Turning to the future, Poole and Brosnihan are both confident the group captive industry will prosper.Generally, Brosnihan is in no doubt that the captive industry will thrive.“As companies settle into a captive programme, there’s a tendency to explore a wider range of coverages. A company may initially join a group captive seeking workers’ compensation coverage and end up pursuing property or medical stop-loss or taking on higher limits as the benefits of a captive become clear,” she says.And, while group captives have “traditionally been the home of so call mid-market clients who aren’t large enough to warrant the formation of their own single parent captive”, Poole believes group captives and their associated membership will continue to grow.“This growth will be driven by the hardening market, the emergence of new industries looking for solutions and the ongoing prospect of retaining underwriting profits,” he says, adding that some of the growth seen in Cayman involves groups using segregated portfolio companies and incorporated cell structures.Essentially, group captives are here to stay and indeed, flourish.
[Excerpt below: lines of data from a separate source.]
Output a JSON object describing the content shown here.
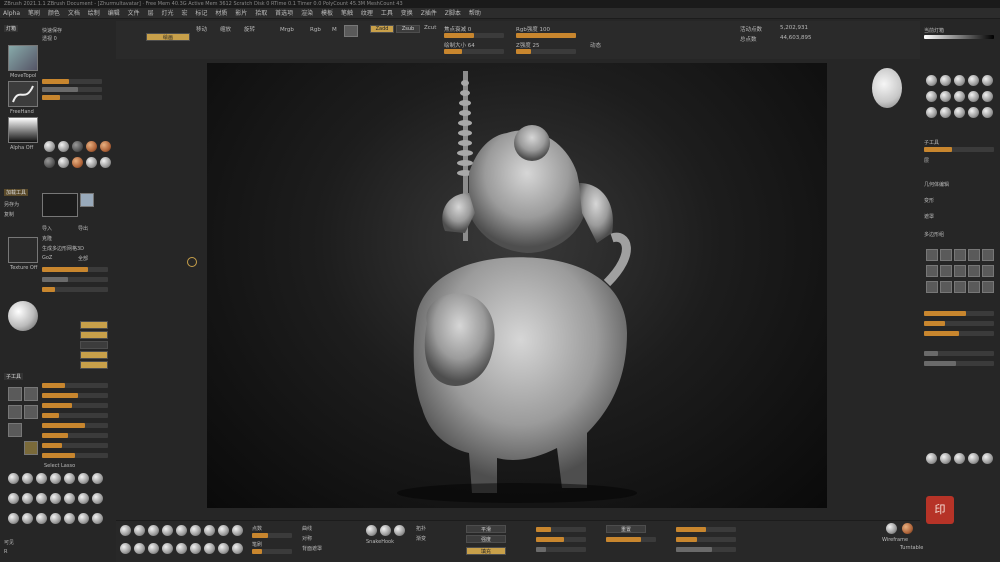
{
  "titlebar": {
    "text": "ZBrush 2021.1.1 ZBrush Document - [Zhurmultavatar] · Free Mem 40.3G  Active Mem 3612  Scratch Disk 0  RTime 0.1  Timer 0.0  PolyCount 45.3M  MeshCount 43"
  },
  "menu": [
    "Alpha",
    "笔刷",
    "颜色",
    "文档",
    "绘制",
    "编辑",
    "文件",
    "层",
    "灯光",
    "宏",
    "标记",
    "材质",
    "影片",
    "拾取",
    "首选项",
    "渲染",
    "模板",
    "笔触",
    "纹理",
    "工具",
    "变换",
    "Z插件",
    "Z脚本",
    "帮助"
  ],
  "topshelf": {
    "cells": [
      "投射",
      "绘画",
      "编辑",
      "移动",
      "缩放",
      "旋转",
      "Mrgb",
      "Rgb",
      "M",
      "Zadd",
      "Zsub",
      "Zcut",
      "焦点衰减",
      "强度",
      "Z强度",
      "绘制大小",
      "动态",
      "活动点数",
      "总点数"
    ],
    "active_points": "5,202,931",
    "total_points": "44,603,895",
    "focal_label": "焦点衰减 0",
    "intensity_label": "Rgb强度 100",
    "z_intensity_label": "Z强度 25",
    "draw_size_label": "绘制大小 64",
    "dynamic_label": "动态"
  },
  "leftpanel": {
    "header": "灯箱",
    "quick_save": "快速保存",
    "see_through": "透视 0",
    "brush_label": "MoveTopol",
    "stroke_label": "FreeHand",
    "alpha_label": "Alpha Off",
    "texture_label": "Texture Off",
    "material_label": "Mat",
    "menus": [
      "加载工具",
      "另存为",
      "复制",
      "导入",
      "导出",
      "克隆",
      "生成多边形网格3D",
      "GoZ",
      "全部",
      "可见",
      "R"
    ],
    "subtool_label": "子工具",
    "items": [
      "Select Lasso",
      "SelectRect",
      "ClipCurve",
      "TrimCurve",
      "SliceCurve",
      "SculptrisPro",
      "Standard",
      "Move",
      "hPolish",
      "ClayBuildup",
      "DamStandard",
      "Inflat",
      "Pinch",
      "Smooth",
      "Layer",
      "TrimDynamic",
      "Planar",
      "Nudge"
    ],
    "swatch_label": "Switch"
  },
  "rightpanel": {
    "header": "当前灯箱",
    "subtool": "子工具",
    "layers": "层",
    "geometry": "几何体编辑",
    "deformation": "变形",
    "masking": "遮罩",
    "polygroups": "多边形组",
    "brushes": [
      "Smooth",
      "Standard",
      "MoveT",
      "ClayBuild",
      "DamStd",
      "Inflate",
      "Pinch",
      "Move",
      "hPolish",
      "TrimDyn",
      "Planar",
      "Nudge",
      "Layer",
      "Blob",
      "Flatten",
      "Magnify",
      "SnakeHook",
      "Curve",
      "IMM",
      "ZModeler"
    ],
    "stamp_text": "印"
  },
  "bottombar": {
    "items": [
      "SnakeHook",
      "ClipCurve",
      "hPolish",
      "Standard",
      "DamStd",
      "Move",
      "Inflate",
      "Pinch",
      "Smooth",
      "Layer"
    ],
    "labels": [
      "点数",
      "笔刷",
      "曲线",
      "对称",
      "背面遮罩",
      "拓扑",
      "渐变",
      "平滑",
      "强度",
      "填充",
      "重置"
    ]
  },
  "corner": {
    "label": "Wireframe",
    "label2": "Turntable"
  }
}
They’re the first choice for companies with safety ingrained in their culture and the appeal of group captives is broadening.With Cayman’s reputation as a premier jurisdiction, surely it will stand the best chance to take advantage of this acceleration and retain its spot at the forefront of the captive insurance industry.